[Start of Attachment]

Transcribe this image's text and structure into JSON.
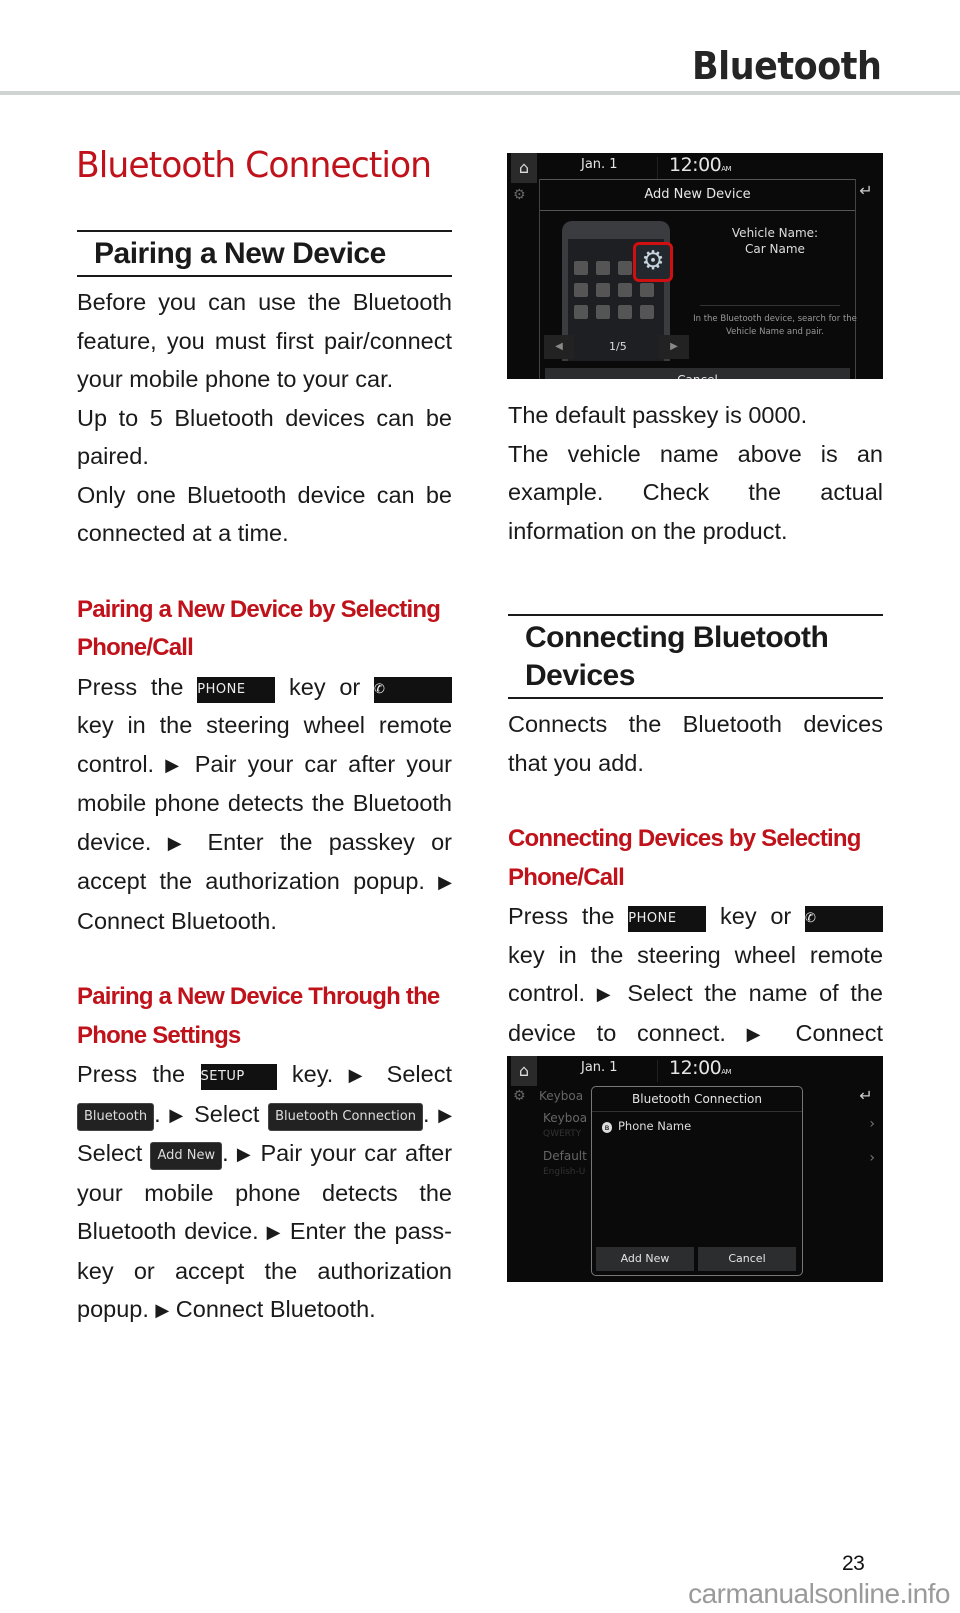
{
  "header": {
    "section_title": "Bluetooth"
  },
  "page_title": "Bluetooth Connection",
  "left": {
    "pairing": {
      "heading": "Pairing a New Device",
      "paragraphs": [
        "Before you can use the Bluetooth feature, you must first pair/connect your mobile phone to your car.",
        "Up to 5 Bluetooth devices can be paired.",
        "Only one Bluetooth device can be connected at a time."
      ]
    },
    "by_phone": {
      "heading": "Pairing a New Device by Selecting Phone/Call",
      "press_the": "Press the",
      "key_or": "key or",
      "key": "key",
      "line_rest": "in the steering wheel remote control.",
      "step1": "Pair your car after your mobile phone detects the Bluetooth device.",
      "step2": "Enter the passkey or accept the authorization popup.",
      "step3": "Connect Bluetooth."
    },
    "by_settings": {
      "heading": "Pairing a New Device Through the Phone Settings",
      "press_the": "Press the",
      "key_dot": "key.",
      "select": "Select",
      "step_pair": "Pair your car after your mobile phone detects the Bluetooth device.",
      "step_enter": "Enter the pass-key or accept the authorization popup.",
      "step_connect": "Connect Bluetooth."
    }
  },
  "keys": {
    "phone": "PHONE",
    "setup": "SETUP",
    "bluetooth_btn": "Bluetooth",
    "bt_connection_btn": "Bluetooth Connection",
    "add_new_btn": "Add New"
  },
  "screen1": {
    "date": "Jan.  1",
    "time": "12:00",
    "ampm": "AM",
    "dialog_title": "Add New Device",
    "vehicle_name_label": "Vehicle Name:",
    "vehicle_name": "Car Name",
    "note": "In the Bluetooth device, search for the Vehicle Name and pair.",
    "pager": "1/5",
    "cancel": "Cancel"
  },
  "right": {
    "passkey_note": "The default passkey is 0000.",
    "example_note": "The vehicle name above is an example. Check the actual information on the product.",
    "connecting": {
      "heading": "Connecting Bluetooth Devices",
      "intro": "Connects the Bluetooth devices that you add.",
      "sub_heading": "Connecting Devices by Selecting Phone/Call",
      "press_the": "Press the",
      "key_or": "key or",
      "key": "key",
      "line_rest": "in the steering wheel remote control.",
      "step1": "Select the name of the device to connect.",
      "step2": "Connect Bluetooth."
    }
  },
  "screen2": {
    "date": "Jan.  1",
    "time": "12:00",
    "ampm": "AM",
    "bg_item1": "Keyboa",
    "bg_item2": "Keyboa",
    "bg_item2_sub": "QWERTY",
    "bg_item3": "Default",
    "bg_item3_sub": "English-U",
    "dialog_title": "Bluetooth Connection",
    "device": "Phone Name",
    "add_new": "Add New",
    "cancel": "Cancel"
  },
  "footer": {
    "page_number": "23",
    "watermark": "carmanualsonline.info"
  },
  "colors": {
    "accent_red": "#c0121a",
    "rule_gray": "#cfd4d3"
  }
}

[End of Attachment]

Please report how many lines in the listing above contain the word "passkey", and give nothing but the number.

2